Read more on this story from CNN affiliate WXIA.
Atlanta, Georgia (CNN) -- Atlanta's public school system was told Tuesday it has until September 30 to make progress on a series of recommendations or risk its high schools' losing their accreditation, a fate that would affect the college hopes of many of the system's graduates.
The probation placed on the system's high schools stems from complaints that conflicts between members had severely hampered the school board's ability to govern effectively, according to a statement from AdvancEd, the world's largest school accrediting agency and the parent company of the Southern Association of Colleges and Schools.
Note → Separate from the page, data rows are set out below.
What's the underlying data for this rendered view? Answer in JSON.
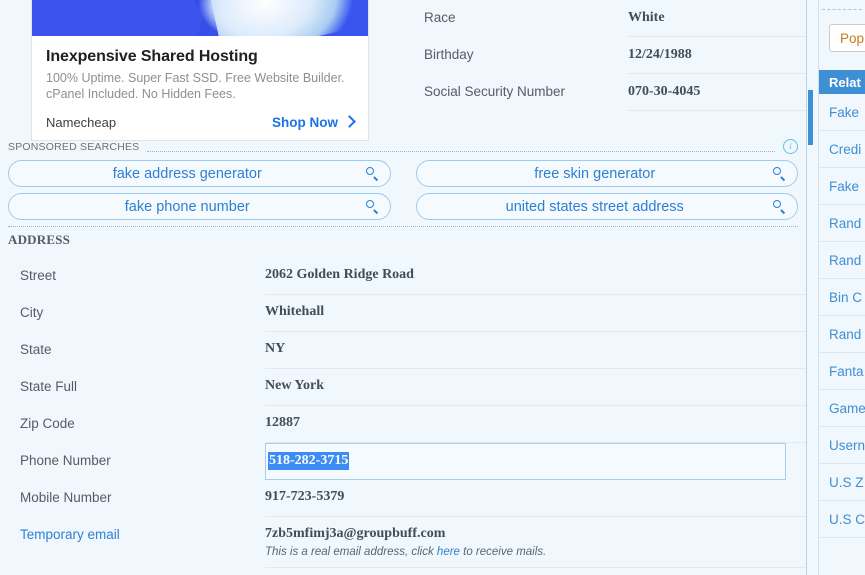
{
  "ad": {
    "title": "Inexpensive Shared Hosting",
    "description": "100% Uptime. Super Fast SSD. Free Website Builder. cPanel Included. No Hidden Fees.",
    "brand": "Namecheap",
    "cta": "Shop Now"
  },
  "top_fields": [
    {
      "label": "Race",
      "value": "White"
    },
    {
      "label": "Birthday",
      "value": "12/24/1988"
    },
    {
      "label": "Social Security Number",
      "value": "070-30-4045"
    }
  ],
  "sponsored": {
    "heading": "SPONSORED SEARCHES",
    "items": [
      "fake address generator",
      "free skin generator",
      "fake phone number",
      "united states street address"
    ]
  },
  "address": {
    "title": "ADDRESS",
    "fields": [
      {
        "label": "Street",
        "value": "2062  Golden Ridge Road"
      },
      {
        "label": "City",
        "value": "Whitehall"
      },
      {
        "label": "State",
        "value": "NY"
      },
      {
        "label": "State Full",
        "value": "New York"
      },
      {
        "label": "Zip Code",
        "value": "12887"
      },
      {
        "label": "Phone Number",
        "value": "518-282-3715"
      },
      {
        "label": "Mobile Number",
        "value": "917-723-5379"
      }
    ],
    "email": {
      "label": "Temporary email",
      "value": "7zb5mfimj3a@groupbuff.com",
      "note_before": "This is a real email address, click ",
      "note_link": "here",
      "note_after": " to receive mails."
    }
  },
  "sidebar": {
    "button_label": "Pop",
    "header": "Relat",
    "items": [
      "Fake ",
      "Credi",
      "Fake ",
      "Rand",
      "Rand",
      "Bin C",
      "Rand",
      "Fanta",
      "Game",
      "Usern",
      "U.S Z",
      "U.S C"
    ]
  },
  "colors": {
    "accent_blue": "#3f8fd4",
    "link_blue": "#2f7fd4",
    "selection_blue": "#3b8cf5",
    "page_bg": "#f0f7fd"
  }
}
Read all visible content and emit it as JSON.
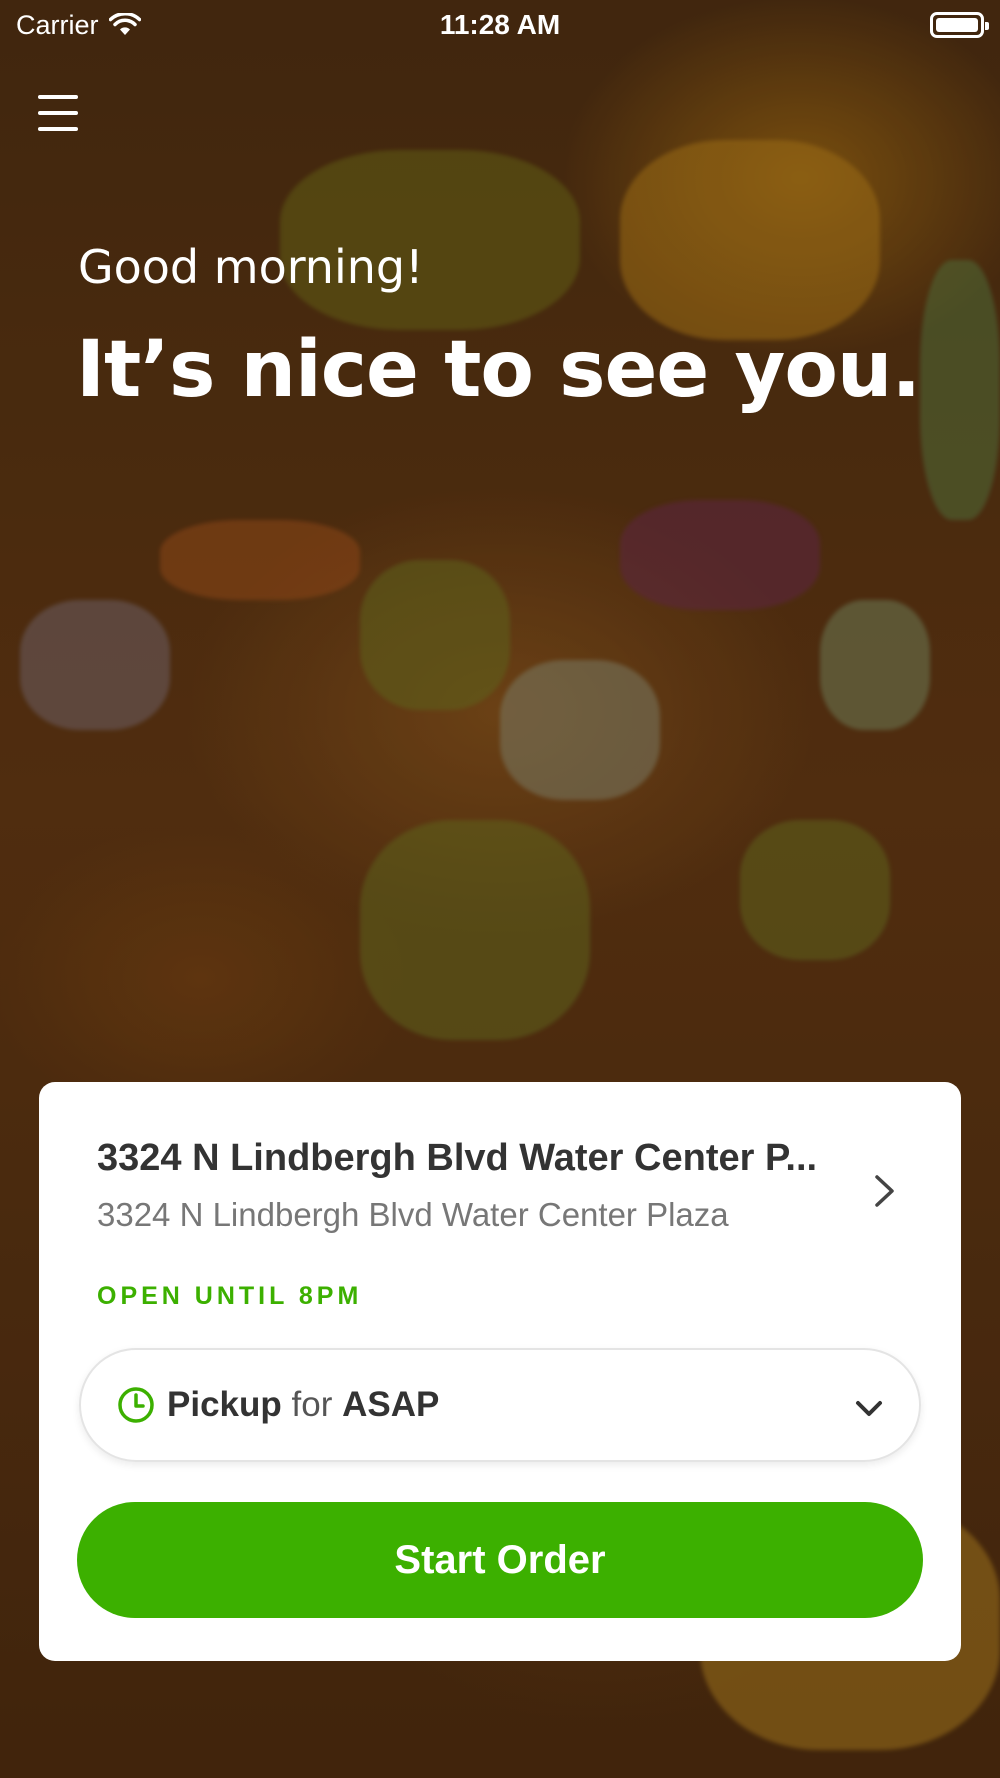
{
  "status_bar": {
    "carrier": "Carrier",
    "time": "11:28 AM"
  },
  "hero": {
    "greeting": "Good morning!",
    "headline": "It’s nice to see you."
  },
  "location_card": {
    "title": "3324 N Lindbergh Blvd Water Center P...",
    "address": "3324 N Lindbergh Blvd Water Center Plaza",
    "open_status": "OPEN UNTIL 8PM",
    "pickup": {
      "mode": "Pickup",
      "connector": "for",
      "time": "ASAP"
    },
    "start_button": "Start Order"
  },
  "colors": {
    "accent": "#3cb000",
    "card_background": "#ffffff",
    "title_text": "#333333",
    "secondary_text": "#777777"
  },
  "icons": {
    "menu": "hamburger-menu-icon",
    "wifi": "wifi-icon",
    "battery": "battery-icon",
    "clock": "clock-icon",
    "chevron_right": "chevron-right-icon",
    "chevron_down": "chevron-down-icon"
  }
}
"This is designed to improve the school system," Mark Elgart, president and CEO of AdvancED, said at a news conference Tuesday. "The (school) board and the system have a choice here: They can choose to proactively take actions designed to improve it, building on these actions we have outlined, or they can fight it."
Members of Atlanta Public Schools Board of Education met in a special session Tuesday afternoon to review the report, and will vote next week to formally accept it, the Atlanta Journal-Constitution reported. Elgart will be at next week's meeting to answer board members' questions, the newspaper said.
The action is a "grave moment in our history, but one that we must resolve," board member Reuben McDaniel told CNN affiliate WXIA.
AdvancED conducted a special review looking into -- among other things -- a leadership shakeup initiated by the school board last summer. The board changed its policy to allow a simple majority vote to change the chair and vice chair positions, despite outside legal advice that such a policy change would be illegal. Ultimately, a lawsuit was filed challenging the move.
The special review also found that the board circumvented its own procurement policies in approving a contract for a communications vendor, and that the "fallout" from the friction on the board had become a distraction to staff.
According to AdvancED, the steps the school system must take to show progress include: developing a plan to effectively communicate is mission to staff and other "stakeholders;" hiring a trained mediator to work with board members to resolve issues; ensuring that board policies -- "especially those related to ethics and chain of command" -- are understood and followed; and coming up with a plan for selecting a superintendent that "demonstrates integrity throughout the process."
Atlanta Public Schools, which has 47,000 students, is the second large school system to have schools placed on probation, and the second in the metro area, according to Jennifer Oliver, vice president for communications for the Southern Association of Colleges and Schools. Schools in Clayton County, south of Atlanta, lost their accreditation in 2008 and are approaching the end of a two-year probation.
In an e-mail response to a question from CNN, Oliver cautioned that Atlanta's public high schools "are still accredited, and it's too early to speculate on about whether (the schools) will lose their accreditation." However, she said, a loss of accreditation could mean that "graduating seniors may be limited in scholarships and college admissions if a program requires students to come from an accredited institution and/or uses accreditation of the high school as part of the criteria for evaluating students."
The school system, which had won national awards for closing academic gaps in recent years, was rocked last year by allegations of cheating on standardized tests given to elementary and middle school students. An independent commission found that employees at 12 schools had violated testing protocols, the Journal-Constitution reported in June 2010.
Because AdvancED only accredits Atlanta's public high schools, it isn't involved in the test-cheating investigation. "However," Oliver said, "how the board addresses the results of the investigation as leaders of the school system will be of interest to (AdvancED) in regards to the Accreditation Standard of Governance and Leadership, which they are currently not meeting."
CNN's Cameron Tankersley contributed to this report.